Meanwhile, the Ohio Environmental Council commended both the agricultural groups' effort to get farmers to voluntarily limit fertilizer application and the Kasich administration's initiatives to fight algae blooms.  Joe Logan, director of agriculture programs for the OEC, said voluntary conservation practices are helping to keep the soil and nutrients on the field and out of waterways.  "But voluntary efforts alone may not be sufficient to accomplish the magnitude of nutrient reductions necessary to prevent toxic algae and to fully restore water quality in western Lake Erie and Ohio's inland lakes and streams," he said in a statement.  "Most farmers are conservation minded. But some, due to economic circumstances or their traditional farming practices, simply have not been willing to take full advantage of these programs. We hope the ag-coalition letter helps motivate those farmers to take the matter of responsible nutrient use more seriously," he said.  Mr. Logan said nutrient pollution and harmful algae problems have grown in recent years, despite on-going voluntary conservation initiatives.  "In order to restore the health of Lake Erie, Grand Lake St. Marys, and Ohio's other inland lakes, all farmers and ranchers should help conserve soil and water resources. Ultimately, though, a regulatory lever may be needed to make that happen," he said. "Our state and nation must resolve the nutrient issue, likely through a combination of voluntary efforts, eligibility requirements for Farm Bill programs, and direct regulatory requirements."

Friday, January 11, 2013

Farmers urged to voluntarily cut runoff

Ohio farmers are being warned that if they don’t take steps to reduce the manure and fertilizers that wash off their fields and pollute streams and lakes, government officials will order them to do it.
Read an article in the Columbus Dispatch explaining how concerns over algae blooms in Grand Lake St Marys and western Lake Erie are drawing attention to agricultural runoff into streams, rivers, and lakes across Ohio.

Thursday, January 10, 2013

Changing soil pH on your farm

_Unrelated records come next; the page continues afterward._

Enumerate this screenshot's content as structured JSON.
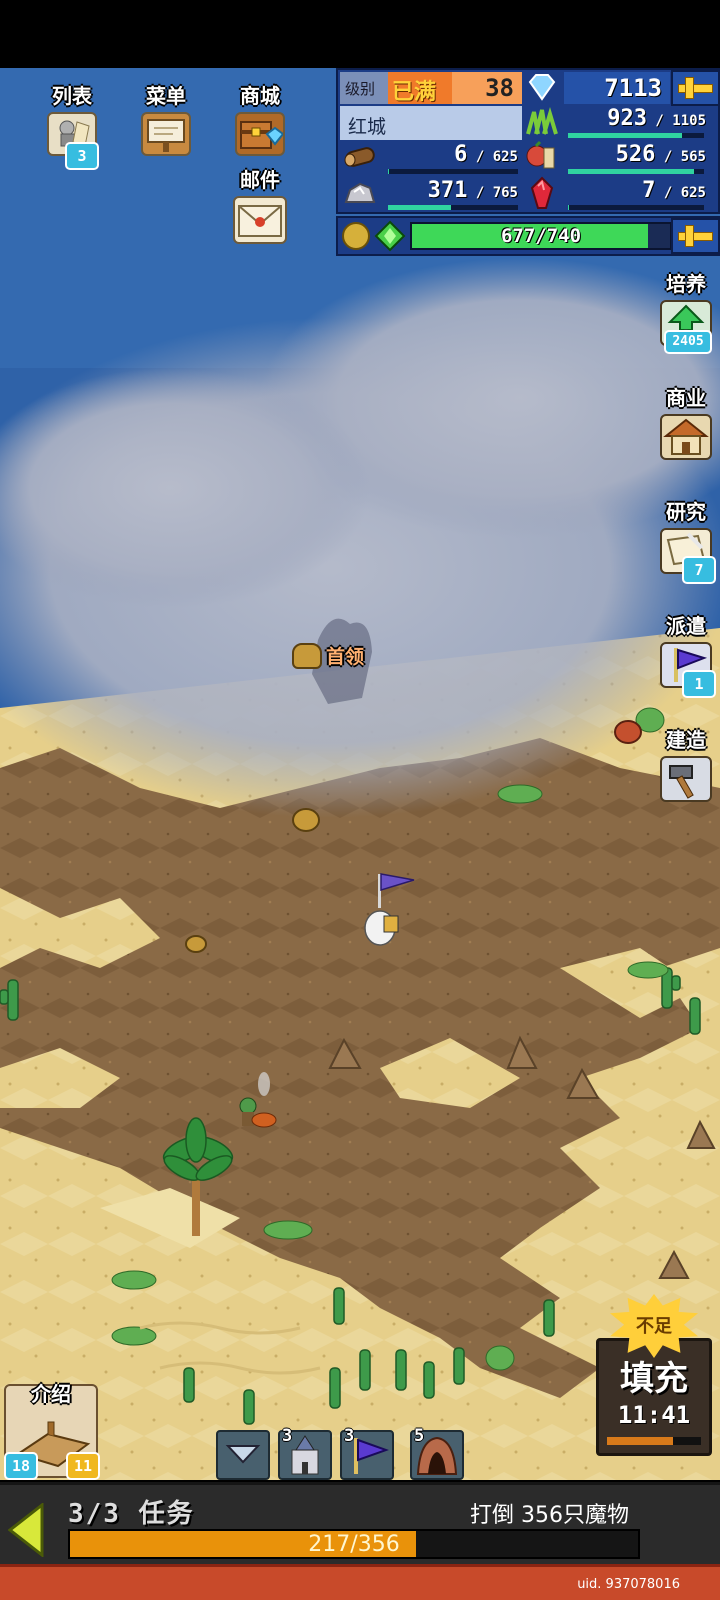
{
  "top_menu": [
    {
      "label": "列表",
      "badge": "3",
      "icon": "list-icon"
    },
    {
      "label": "菜单",
      "icon": "signboard-icon"
    },
    {
      "label": "商城",
      "icon": "shop-chest-icon"
    },
    {
      "label": "邮件",
      "icon": "mail-icon"
    }
  ],
  "resources": {
    "level_label": "级别",
    "level_status": "已满",
    "level": "38",
    "diamonds": "7113",
    "town_name": "红城",
    "grass": {
      "value": "923",
      "max": "1105",
      "fill": 0.835
    },
    "wood": {
      "value": "6",
      "max": "625",
      "fill": 0.01
    },
    "food": {
      "value": "526",
      "max": "565",
      "fill": 0.93
    },
    "ore": {
      "value": "371",
      "max": "765",
      "fill": 0.485
    },
    "ruby": {
      "value": "7",
      "max": "625",
      "fill": 0.011
    },
    "energy": {
      "value": "677",
      "max": "740",
      "fill": 0.915
    }
  },
  "side_menu": [
    {
      "label": "培养",
      "badge": "2405",
      "icon": "train-up-icon"
    },
    {
      "label": "商业",
      "icon": "house-icon"
    },
    {
      "label": "研究",
      "badge": "7",
      "icon": "research-scroll-icon"
    },
    {
      "label": "派遣",
      "badge": "1",
      "icon": "dispatch-flag-icon"
    },
    {
      "label": "建造",
      "icon": "hammer-icon"
    }
  ],
  "map": {
    "boss_label": "首领"
  },
  "refill": {
    "burst_text": "不足",
    "label": "填充",
    "timer": "11:41",
    "fill": 0.7
  },
  "intro": {
    "label": "介绍",
    "badge_left": "18",
    "badge_right": "11"
  },
  "toolbar": [
    {
      "count": "",
      "icon": "chevron-down-icon"
    },
    {
      "count": "3",
      "icon": "castle-icon"
    },
    {
      "count": "3",
      "icon": "flag-icon"
    },
    {
      "count": "5",
      "icon": "cave-icon"
    }
  ],
  "quest": {
    "title": "3/3 任务",
    "goal": "打倒 356只魔物",
    "progress_text": "217/356",
    "progress": 0.61
  },
  "uid": "uid. 937078016",
  "colors": {
    "sea": "#2f62a8",
    "sand": "#e6cf8a",
    "dirt": "#8a6a46",
    "panel": "#1c3c86",
    "accent_gold": "#ffd23a",
    "quest_fill": "#e9920a"
  }
}
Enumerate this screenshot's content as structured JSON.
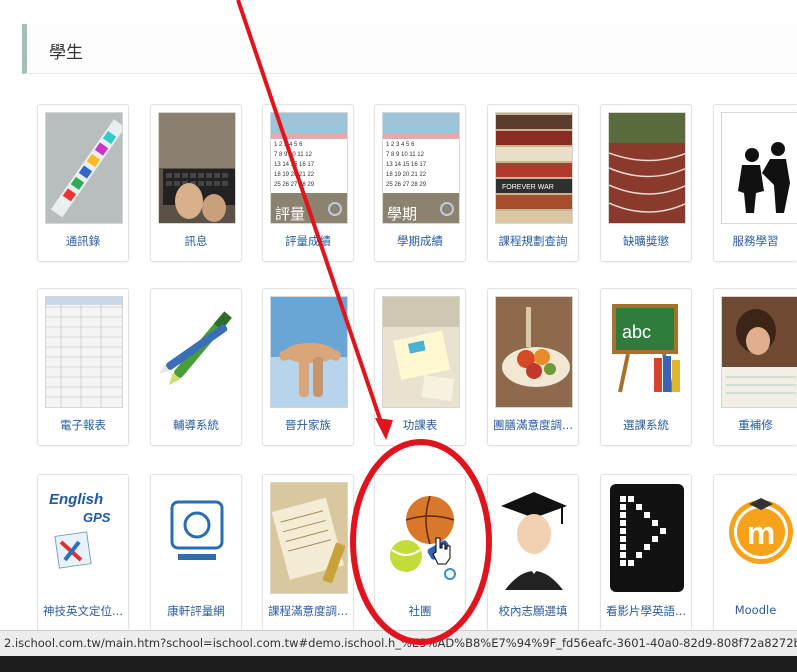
{
  "section": {
    "title": "學生"
  },
  "tiles": {
    "row1": [
      {
        "label": "通訊錄"
      },
      {
        "label": "訊息"
      },
      {
        "label": "評量成績",
        "thumb_text": "評量"
      },
      {
        "label": "學期成績",
        "thumb_text": "學期"
      },
      {
        "label": "課程規劃查詢",
        "thumb_text": "FOREVER WAR"
      },
      {
        "label": "缺曠獎懲"
      },
      {
        "label": "服務學習"
      }
    ],
    "row2": [
      {
        "label": "電子報表"
      },
      {
        "label": "輔導系統"
      },
      {
        "label": "晉升家族"
      },
      {
        "label": "功課表"
      },
      {
        "label": "團膳滿意度調..."
      },
      {
        "label": "選課系統",
        "thumb_text": "abc"
      },
      {
        "label": "重補修"
      }
    ],
    "row3": [
      {
        "label": "神技英文定位...",
        "thumb_text_1": "English",
        "thumb_text_2": "GPS"
      },
      {
        "label": "康軒評量網"
      },
      {
        "label": "課程滿意度調..."
      },
      {
        "label": "社團"
      },
      {
        "label": "校內志願選填"
      },
      {
        "label": "看影片學英語..."
      },
      {
        "label": "Moodle",
        "thumb_text": "m"
      }
    ]
  },
  "status_bar": {
    "url": "2.ischool.com.tw/main.htm?school=ischool.com.tw#demo.ischool.h_%E5%AD%B8%E7%94%9F_fd56eafc-3601-40a0-82d9-808f72a8272b"
  },
  "colors": {
    "label_link": "#2a5d9f",
    "annotation_red": "#e0141c",
    "header_accent": "#9fbfb7"
  }
}
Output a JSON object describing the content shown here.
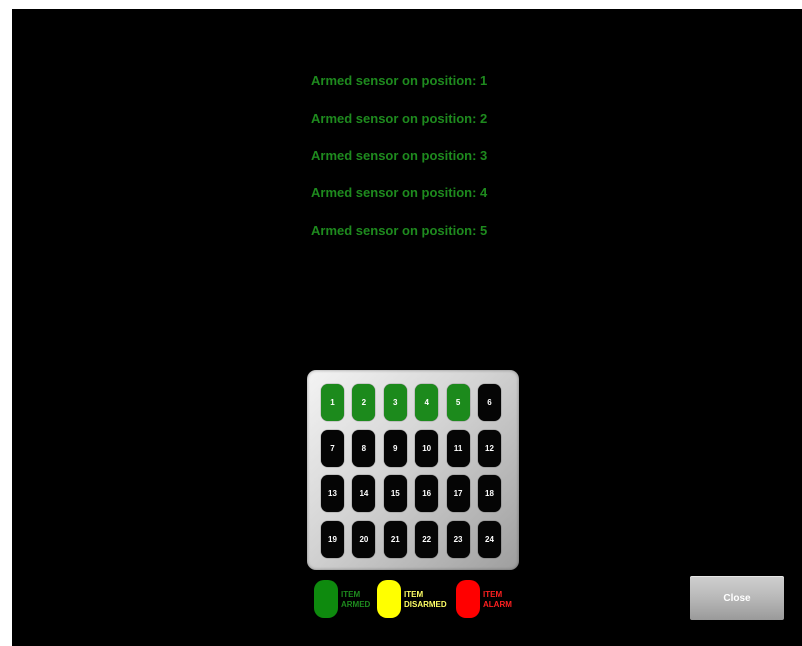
{
  "messages": [
    "Armed sensor on position: 1",
    "Armed sensor on position: 2",
    "Armed sensor on position: 3",
    "Armed sensor on position: 4",
    "Armed sensor on position: 5"
  ],
  "sensors": [
    {
      "label": "1",
      "state": "armed"
    },
    {
      "label": "2",
      "state": "armed"
    },
    {
      "label": "3",
      "state": "armed"
    },
    {
      "label": "4",
      "state": "armed"
    },
    {
      "label": "5",
      "state": "armed"
    },
    {
      "label": "6",
      "state": "idle"
    },
    {
      "label": "7",
      "state": "idle"
    },
    {
      "label": "8",
      "state": "idle"
    },
    {
      "label": "9",
      "state": "idle"
    },
    {
      "label": "10",
      "state": "idle"
    },
    {
      "label": "11",
      "state": "idle"
    },
    {
      "label": "12",
      "state": "idle"
    },
    {
      "label": "13",
      "state": "idle"
    },
    {
      "label": "14",
      "state": "idle"
    },
    {
      "label": "15",
      "state": "idle"
    },
    {
      "label": "16",
      "state": "idle"
    },
    {
      "label": "17",
      "state": "idle"
    },
    {
      "label": "18",
      "state": "idle"
    },
    {
      "label": "19",
      "state": "idle"
    },
    {
      "label": "20",
      "state": "idle"
    },
    {
      "label": "21",
      "state": "idle"
    },
    {
      "label": "22",
      "state": "idle"
    },
    {
      "label": "23",
      "state": "idle"
    },
    {
      "label": "24",
      "state": "idle"
    }
  ],
  "legend": [
    {
      "line1": "ITEM",
      "line2": "ARMED",
      "color": "#0e8a0e",
      "text_color": "#1e8a1e"
    },
    {
      "line1": "ITEM",
      "line2": "DISARMED",
      "color": "#ffff00",
      "text_color": "#ffff66"
    },
    {
      "line1": "ITEM",
      "line2": "ALARM",
      "color": "#ff0000",
      "text_color": "#ff2020"
    }
  ],
  "close_button": {
    "label": "Close"
  },
  "colors": {
    "background": "#000000",
    "armed": "#1c8a1c",
    "idle": "#050505",
    "message_text": "#1e8a1e"
  }
}
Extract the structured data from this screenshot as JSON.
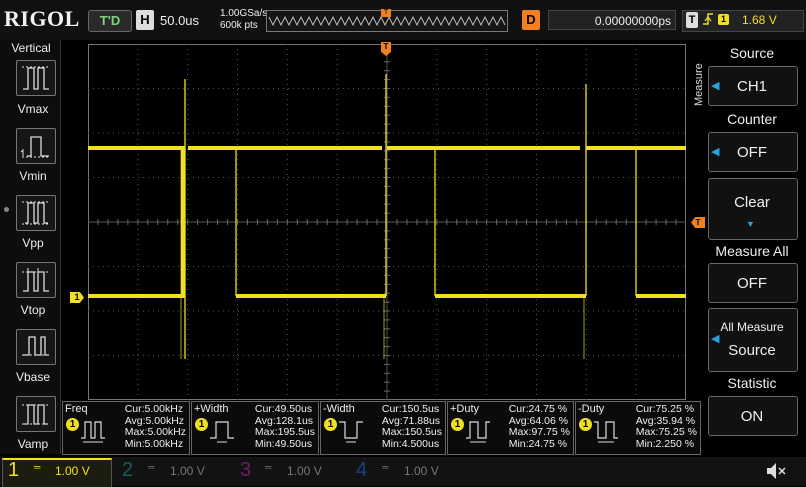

Many physical, chemical and biological processes necessary for crop survival, growth and yield are affected by soil pH.  
Read article on how to adjust the pH in this article: